We know grass will not grow in dense shade, but there are a combination of plants worthy of consideration for lawn replacement. Here are a few to think about.

Most varieties of plants that grow well under trees are considered groundcovers and they are usually foliage; flowering plants do best in full to partial sun. That does not mean you cannot find wonderful plants in a varying shades of green and variegated leaves. Variegated leaves can add cream, yellow or white to a basic green palate. There are some shade-loving plants that can also add color through their attractive blooms.

Hostas and plaintain lilies: These can make a statement in a shade garden, with their large deep green or variegated leaves. These plants come back every year more robust than the year before and can grow anywhere from 8 to 18 inches. They form in clumps and shoot out a tall spike of flowers in the summer.

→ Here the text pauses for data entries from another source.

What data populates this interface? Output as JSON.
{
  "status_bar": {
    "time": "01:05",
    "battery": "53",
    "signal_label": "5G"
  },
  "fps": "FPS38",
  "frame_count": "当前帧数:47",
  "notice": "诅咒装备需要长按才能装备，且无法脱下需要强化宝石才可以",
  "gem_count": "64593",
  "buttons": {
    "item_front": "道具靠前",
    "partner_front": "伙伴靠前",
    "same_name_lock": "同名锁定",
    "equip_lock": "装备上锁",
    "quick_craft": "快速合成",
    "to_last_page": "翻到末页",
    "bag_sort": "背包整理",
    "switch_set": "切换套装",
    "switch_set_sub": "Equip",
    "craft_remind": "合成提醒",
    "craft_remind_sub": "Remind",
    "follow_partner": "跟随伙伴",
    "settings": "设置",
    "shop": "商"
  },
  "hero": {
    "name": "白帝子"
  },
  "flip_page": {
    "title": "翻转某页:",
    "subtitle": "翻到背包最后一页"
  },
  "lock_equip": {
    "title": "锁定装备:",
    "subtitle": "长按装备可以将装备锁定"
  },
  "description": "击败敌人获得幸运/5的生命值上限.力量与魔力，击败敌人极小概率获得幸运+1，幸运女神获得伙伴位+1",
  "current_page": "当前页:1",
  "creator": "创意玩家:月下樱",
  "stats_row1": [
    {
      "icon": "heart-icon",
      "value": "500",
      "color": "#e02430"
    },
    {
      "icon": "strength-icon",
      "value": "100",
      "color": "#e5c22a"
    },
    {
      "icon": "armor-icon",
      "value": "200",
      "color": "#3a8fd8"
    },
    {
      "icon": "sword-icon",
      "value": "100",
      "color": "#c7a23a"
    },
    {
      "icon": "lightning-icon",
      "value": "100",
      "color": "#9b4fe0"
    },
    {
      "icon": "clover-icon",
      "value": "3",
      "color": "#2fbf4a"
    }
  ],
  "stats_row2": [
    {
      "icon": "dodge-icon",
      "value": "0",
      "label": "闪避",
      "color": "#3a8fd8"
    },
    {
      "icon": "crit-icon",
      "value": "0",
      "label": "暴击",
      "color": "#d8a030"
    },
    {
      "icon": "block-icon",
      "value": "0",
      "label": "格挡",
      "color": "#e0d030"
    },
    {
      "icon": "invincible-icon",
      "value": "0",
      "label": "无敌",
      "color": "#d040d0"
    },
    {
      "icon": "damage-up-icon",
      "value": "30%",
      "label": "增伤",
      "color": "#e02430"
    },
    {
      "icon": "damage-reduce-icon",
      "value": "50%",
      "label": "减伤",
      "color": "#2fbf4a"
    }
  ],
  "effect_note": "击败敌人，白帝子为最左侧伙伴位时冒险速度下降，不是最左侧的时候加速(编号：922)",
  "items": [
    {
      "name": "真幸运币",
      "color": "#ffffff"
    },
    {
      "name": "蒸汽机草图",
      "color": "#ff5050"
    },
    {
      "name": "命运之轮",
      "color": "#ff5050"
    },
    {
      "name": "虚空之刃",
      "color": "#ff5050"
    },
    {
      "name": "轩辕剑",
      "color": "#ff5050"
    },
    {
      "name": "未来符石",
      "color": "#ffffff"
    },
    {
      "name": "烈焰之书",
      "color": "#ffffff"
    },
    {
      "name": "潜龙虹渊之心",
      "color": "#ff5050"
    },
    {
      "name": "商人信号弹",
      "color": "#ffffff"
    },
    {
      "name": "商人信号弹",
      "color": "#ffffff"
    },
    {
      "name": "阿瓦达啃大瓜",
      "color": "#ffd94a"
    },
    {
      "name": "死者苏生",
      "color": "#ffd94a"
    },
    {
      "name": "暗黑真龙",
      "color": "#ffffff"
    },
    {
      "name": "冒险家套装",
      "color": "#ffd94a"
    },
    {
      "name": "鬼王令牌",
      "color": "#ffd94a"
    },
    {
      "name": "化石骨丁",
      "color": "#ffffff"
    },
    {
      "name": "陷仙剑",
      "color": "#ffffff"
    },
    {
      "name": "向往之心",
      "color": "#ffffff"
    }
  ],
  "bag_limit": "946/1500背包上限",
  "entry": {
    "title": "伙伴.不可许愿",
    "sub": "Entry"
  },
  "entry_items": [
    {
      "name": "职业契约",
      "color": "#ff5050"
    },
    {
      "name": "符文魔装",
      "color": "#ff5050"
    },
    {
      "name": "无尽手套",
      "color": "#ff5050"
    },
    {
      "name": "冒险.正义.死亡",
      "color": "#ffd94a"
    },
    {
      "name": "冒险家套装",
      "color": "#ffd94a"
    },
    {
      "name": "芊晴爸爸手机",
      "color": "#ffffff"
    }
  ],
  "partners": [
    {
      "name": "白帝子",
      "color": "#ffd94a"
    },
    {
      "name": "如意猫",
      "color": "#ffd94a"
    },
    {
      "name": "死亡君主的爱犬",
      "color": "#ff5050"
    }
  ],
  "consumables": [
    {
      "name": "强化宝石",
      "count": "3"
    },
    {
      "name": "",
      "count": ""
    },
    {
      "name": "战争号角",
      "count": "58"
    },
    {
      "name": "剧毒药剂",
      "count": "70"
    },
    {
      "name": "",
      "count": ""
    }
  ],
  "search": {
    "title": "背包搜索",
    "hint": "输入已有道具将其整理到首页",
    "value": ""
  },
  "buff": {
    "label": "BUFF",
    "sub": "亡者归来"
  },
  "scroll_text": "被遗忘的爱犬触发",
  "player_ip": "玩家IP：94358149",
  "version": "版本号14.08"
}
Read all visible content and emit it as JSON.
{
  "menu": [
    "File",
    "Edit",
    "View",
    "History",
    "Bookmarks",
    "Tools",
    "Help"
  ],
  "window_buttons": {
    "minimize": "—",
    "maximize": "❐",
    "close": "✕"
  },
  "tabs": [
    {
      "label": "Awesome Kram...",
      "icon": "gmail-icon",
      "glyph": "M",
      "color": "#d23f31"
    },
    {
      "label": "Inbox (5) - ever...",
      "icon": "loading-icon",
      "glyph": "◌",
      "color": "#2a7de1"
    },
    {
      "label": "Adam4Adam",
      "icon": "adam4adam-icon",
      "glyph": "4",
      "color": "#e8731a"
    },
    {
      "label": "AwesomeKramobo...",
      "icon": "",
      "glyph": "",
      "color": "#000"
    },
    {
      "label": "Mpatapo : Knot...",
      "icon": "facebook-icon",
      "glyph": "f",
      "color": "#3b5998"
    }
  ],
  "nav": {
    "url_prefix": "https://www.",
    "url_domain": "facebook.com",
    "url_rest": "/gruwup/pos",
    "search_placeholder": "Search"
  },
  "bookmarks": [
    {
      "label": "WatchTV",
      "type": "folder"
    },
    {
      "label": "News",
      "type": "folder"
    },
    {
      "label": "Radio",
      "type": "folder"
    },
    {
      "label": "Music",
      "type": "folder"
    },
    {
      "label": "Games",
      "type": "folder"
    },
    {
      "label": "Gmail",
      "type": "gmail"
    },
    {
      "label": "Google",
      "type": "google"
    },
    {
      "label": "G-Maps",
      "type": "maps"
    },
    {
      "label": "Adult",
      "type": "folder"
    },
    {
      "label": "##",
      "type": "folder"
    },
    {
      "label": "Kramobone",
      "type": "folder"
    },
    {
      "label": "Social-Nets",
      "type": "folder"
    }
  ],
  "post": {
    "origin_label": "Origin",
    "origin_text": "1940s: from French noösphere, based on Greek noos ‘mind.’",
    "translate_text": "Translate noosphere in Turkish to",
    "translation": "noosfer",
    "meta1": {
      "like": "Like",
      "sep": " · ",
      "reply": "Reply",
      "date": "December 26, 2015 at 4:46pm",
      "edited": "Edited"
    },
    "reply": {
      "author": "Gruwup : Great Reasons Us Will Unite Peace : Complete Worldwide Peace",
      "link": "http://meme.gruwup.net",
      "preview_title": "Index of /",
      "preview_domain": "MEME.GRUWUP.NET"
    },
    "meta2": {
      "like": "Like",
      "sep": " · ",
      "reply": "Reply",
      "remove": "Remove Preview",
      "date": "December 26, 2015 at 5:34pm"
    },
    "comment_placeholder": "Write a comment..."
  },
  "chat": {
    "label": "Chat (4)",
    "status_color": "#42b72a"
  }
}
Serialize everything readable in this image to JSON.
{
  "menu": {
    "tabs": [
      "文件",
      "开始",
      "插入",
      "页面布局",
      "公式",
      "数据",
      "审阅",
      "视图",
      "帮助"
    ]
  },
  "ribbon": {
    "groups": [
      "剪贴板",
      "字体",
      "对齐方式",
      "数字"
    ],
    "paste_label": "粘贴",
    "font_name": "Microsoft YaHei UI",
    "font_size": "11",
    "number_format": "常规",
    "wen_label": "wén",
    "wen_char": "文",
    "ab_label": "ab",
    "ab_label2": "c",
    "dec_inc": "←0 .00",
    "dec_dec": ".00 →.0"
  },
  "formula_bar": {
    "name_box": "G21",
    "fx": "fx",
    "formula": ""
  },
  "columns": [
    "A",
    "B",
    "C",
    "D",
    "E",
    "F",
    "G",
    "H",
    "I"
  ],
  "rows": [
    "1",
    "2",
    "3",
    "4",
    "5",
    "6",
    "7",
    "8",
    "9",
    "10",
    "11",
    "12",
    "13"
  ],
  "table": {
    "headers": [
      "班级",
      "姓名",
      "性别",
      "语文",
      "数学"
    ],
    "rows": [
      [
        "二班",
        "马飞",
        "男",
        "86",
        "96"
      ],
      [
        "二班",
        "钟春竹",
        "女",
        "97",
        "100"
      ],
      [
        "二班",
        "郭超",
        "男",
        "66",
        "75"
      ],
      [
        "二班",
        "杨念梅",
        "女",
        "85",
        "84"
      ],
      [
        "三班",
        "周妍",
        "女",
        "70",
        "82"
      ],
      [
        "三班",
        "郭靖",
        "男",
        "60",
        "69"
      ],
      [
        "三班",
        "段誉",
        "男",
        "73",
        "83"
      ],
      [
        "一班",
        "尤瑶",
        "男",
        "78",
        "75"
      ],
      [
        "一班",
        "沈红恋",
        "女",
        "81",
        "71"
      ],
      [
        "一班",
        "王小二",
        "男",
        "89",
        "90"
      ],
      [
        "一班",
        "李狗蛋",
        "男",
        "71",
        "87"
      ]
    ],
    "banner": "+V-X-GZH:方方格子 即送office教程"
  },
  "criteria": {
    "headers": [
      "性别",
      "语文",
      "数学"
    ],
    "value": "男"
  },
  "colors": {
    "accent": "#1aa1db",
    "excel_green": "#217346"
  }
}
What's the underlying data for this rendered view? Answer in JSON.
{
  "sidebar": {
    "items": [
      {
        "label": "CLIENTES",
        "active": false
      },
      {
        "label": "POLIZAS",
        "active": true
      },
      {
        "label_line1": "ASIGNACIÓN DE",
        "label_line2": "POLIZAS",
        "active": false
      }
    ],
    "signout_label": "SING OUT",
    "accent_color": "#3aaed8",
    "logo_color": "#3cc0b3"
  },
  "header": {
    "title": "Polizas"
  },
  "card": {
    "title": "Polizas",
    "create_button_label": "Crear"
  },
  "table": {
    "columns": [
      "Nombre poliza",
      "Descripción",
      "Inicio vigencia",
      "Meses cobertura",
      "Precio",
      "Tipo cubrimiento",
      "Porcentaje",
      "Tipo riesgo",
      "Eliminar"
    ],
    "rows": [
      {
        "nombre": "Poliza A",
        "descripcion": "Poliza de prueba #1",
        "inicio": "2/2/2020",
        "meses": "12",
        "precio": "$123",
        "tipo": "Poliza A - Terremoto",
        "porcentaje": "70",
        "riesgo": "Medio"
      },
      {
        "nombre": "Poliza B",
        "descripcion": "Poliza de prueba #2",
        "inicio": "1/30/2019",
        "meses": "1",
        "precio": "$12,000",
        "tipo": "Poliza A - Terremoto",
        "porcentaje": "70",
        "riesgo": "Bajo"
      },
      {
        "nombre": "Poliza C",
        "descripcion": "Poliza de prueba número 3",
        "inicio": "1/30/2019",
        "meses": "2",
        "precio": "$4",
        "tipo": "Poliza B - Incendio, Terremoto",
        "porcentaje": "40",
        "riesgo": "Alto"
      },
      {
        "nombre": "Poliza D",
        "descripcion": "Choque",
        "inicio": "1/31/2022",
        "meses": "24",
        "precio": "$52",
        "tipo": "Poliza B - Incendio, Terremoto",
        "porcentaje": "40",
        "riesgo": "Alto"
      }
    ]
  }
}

Vinca minor or periwinkle: This is a vining plant that can be used as a shade groundcover. It sports a sky-blue violet flower and can be a vigorous grower. It also comes in a variegated selection and can cover large areas in a short time. Annual trimming is required.

Liriope (monkeygrass): This forms dense clumps that spread through underground stems. The colors can range from dark green to an almost black leaf. There are different varieties or you may opt for its dwarf cousin, mondo grass. It grows low and is suitable between stepping stones.

Fern: There are many types, both native and exotic. Make sure they are planted in a moist environment and most ferns will thrive in a woodland garden setting. The texture of the fern leaves provide an excellent contrast to many types of large leaf plants. Common types include royal fern, lady fern, painted fern, holly fern and sensitive fern.

If you are looking for shrubs or a splash of color for your shady areas, try acuba, camellia or the many species of holly. Flowering annuals, such as impatiens and begonias, will also add a splash of color to a shady spot. Columbine and phlox are a good perennial choice for color. There are many selections one can consider when developing the ideal summertime retreat in the shade.